Chancellor George Osborne was today  tub-thumping on behalf of the UK’s creative industries and calling for film and TV producers to help revive the UK economy.
Speaking at the launch of the new “Creative Sector Tax Reliefs” hosted by the British Film Commission at BAFTA, Osborne told a packed audience of industry figures that they were part “of one of the most successful, exportable industries we have in a fiercely competitive global race.”
“It’s a massively important industry for the UK going forward,” the Chancellor stated of the creative industries. He suggested that the sector generated £36 billion a year to the British economy and employs 1.5 million people. Osborne also claimed that “one pound out of every ten” that the UK generates through exports is generated through the sector.
As was revealed, a year after they were first announced, the new tax reliefs for high end TV drama and animation are already in place. The reliefs have received EU State Aid approval and the The British Film Institute (BFI) is already issuing “letters of comfort” to UK producers aiming to use the new reliefs. (It’s likely to be August before the full legislation is in place and claims for tax relief can be submitted to HMRC.)
Osborne called the new tax reliefs (which follow on from the UK Film Tax Credit in 2006) as among “the most generous tax credits now available in the world.”
The Chancellor expressed his hope that video games will shortly also receive EU State Aid approval.
“For me, there were two moments of epiphany,” the Chancellor stated of just why he has chosen to throw his weight behind the new tax breaks. “The first was when I met Oli (Hyatt, the Chair of lobbying body UK Animation)…he made such a passionate case for why British animation was the best in the world,” Osborne stated.
Osborne’s second moment of epiphany came when he watched a UK-set TV drama (he didn’t reveal which) and realised from the end credits that it had been shot in Hungary.
“It struck me as crazy that we weren’t able to do something to change that.”

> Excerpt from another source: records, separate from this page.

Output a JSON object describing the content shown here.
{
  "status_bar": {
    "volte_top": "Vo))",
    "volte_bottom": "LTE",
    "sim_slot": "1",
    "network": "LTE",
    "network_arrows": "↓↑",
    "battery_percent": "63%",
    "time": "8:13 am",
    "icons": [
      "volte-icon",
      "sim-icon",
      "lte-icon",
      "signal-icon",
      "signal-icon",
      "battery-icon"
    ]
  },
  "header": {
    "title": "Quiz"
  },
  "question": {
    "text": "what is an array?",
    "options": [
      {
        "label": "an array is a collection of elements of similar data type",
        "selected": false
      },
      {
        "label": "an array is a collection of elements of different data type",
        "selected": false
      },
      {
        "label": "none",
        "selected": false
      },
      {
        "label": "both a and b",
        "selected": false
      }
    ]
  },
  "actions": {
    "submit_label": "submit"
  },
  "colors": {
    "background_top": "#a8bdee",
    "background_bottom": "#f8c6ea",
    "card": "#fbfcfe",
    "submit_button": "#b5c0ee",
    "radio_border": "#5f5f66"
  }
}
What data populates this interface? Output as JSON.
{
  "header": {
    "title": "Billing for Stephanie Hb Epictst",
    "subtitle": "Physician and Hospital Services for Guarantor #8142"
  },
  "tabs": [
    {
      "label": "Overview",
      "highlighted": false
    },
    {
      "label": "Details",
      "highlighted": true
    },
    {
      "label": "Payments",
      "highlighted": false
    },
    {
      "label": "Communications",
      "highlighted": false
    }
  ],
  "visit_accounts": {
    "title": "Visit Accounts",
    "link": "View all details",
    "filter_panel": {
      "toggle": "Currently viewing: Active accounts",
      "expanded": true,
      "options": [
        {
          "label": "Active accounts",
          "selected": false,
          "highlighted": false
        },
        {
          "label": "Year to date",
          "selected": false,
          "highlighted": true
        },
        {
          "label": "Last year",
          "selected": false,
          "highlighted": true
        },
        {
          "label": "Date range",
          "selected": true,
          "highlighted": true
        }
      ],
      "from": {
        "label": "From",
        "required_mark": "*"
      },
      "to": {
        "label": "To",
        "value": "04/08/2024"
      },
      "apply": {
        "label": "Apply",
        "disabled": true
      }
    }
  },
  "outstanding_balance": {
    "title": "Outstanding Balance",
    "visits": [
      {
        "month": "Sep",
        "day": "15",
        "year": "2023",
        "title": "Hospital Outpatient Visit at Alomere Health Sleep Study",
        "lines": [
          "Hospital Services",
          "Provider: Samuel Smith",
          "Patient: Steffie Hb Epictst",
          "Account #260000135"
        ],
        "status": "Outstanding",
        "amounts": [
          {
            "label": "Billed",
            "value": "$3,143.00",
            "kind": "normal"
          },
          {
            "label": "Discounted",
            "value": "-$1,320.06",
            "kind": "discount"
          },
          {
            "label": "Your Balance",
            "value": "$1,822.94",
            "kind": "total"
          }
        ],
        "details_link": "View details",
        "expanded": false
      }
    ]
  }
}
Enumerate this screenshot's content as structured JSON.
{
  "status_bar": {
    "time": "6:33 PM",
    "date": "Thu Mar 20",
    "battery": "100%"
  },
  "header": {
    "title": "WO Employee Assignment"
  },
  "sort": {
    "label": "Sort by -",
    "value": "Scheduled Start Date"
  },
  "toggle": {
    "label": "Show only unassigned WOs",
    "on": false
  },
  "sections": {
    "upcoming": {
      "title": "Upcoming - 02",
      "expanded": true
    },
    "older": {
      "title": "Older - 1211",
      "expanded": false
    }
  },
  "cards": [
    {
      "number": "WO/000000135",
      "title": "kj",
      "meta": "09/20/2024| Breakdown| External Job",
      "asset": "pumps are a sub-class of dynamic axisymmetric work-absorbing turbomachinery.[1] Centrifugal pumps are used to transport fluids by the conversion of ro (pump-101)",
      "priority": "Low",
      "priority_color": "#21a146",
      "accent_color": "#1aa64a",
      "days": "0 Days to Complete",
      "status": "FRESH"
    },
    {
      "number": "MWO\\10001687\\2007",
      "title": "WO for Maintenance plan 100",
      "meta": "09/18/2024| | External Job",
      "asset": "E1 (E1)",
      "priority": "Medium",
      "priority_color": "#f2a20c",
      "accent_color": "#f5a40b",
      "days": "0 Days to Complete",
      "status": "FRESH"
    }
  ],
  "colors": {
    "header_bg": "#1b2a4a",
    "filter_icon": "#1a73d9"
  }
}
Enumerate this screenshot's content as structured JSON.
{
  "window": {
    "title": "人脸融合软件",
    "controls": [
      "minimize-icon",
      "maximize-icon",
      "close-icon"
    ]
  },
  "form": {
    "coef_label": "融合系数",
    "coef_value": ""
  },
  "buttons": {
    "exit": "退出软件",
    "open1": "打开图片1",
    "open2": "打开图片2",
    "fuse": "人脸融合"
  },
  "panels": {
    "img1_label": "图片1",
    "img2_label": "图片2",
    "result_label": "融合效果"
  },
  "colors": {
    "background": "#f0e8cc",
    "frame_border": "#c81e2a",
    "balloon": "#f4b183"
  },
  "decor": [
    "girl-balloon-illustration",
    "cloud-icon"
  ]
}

Osborne pointed to the strength of the creative sector throughout the UK - and not just in London and the south-east. “We need to see other parts of our country becoming more competitive and attracting private sector jobs. What’s fantastic about your industry is that so much of it happens throughout the country whether it’s animation in Bristol, video games in Dundee or, of course, (HBO drama) The Game Of Thrones in Northern Ireland.”
The Chancellor called on his audience tell their contacts round the world “the good news that the UK has now one of the most competitive tax regimes for the creative industries. This is the place to do your new hit TV show. This is the place to do your excellent animation. If we collectively send that message out to the world, the world will notice.”
Ed Vaizey MP, Minister for Culture, Communications and Creative Industries, speaking after The Chancellor, pointed out that 1000 films have now taken advantage of the film tax credit which has been worth £800 million over the last five years.
“Our Chancellor knows a good deal when he sees it…and we are it!” quipped Amanda Nevill, CEO of the BFI of the Government’s backing for tax breaks for the creative sector.
Chairing the event, Iain Smith, OBE, Chair, British Film Commission, hailed “the solid government support” now allowing the UK creative industries to flourish.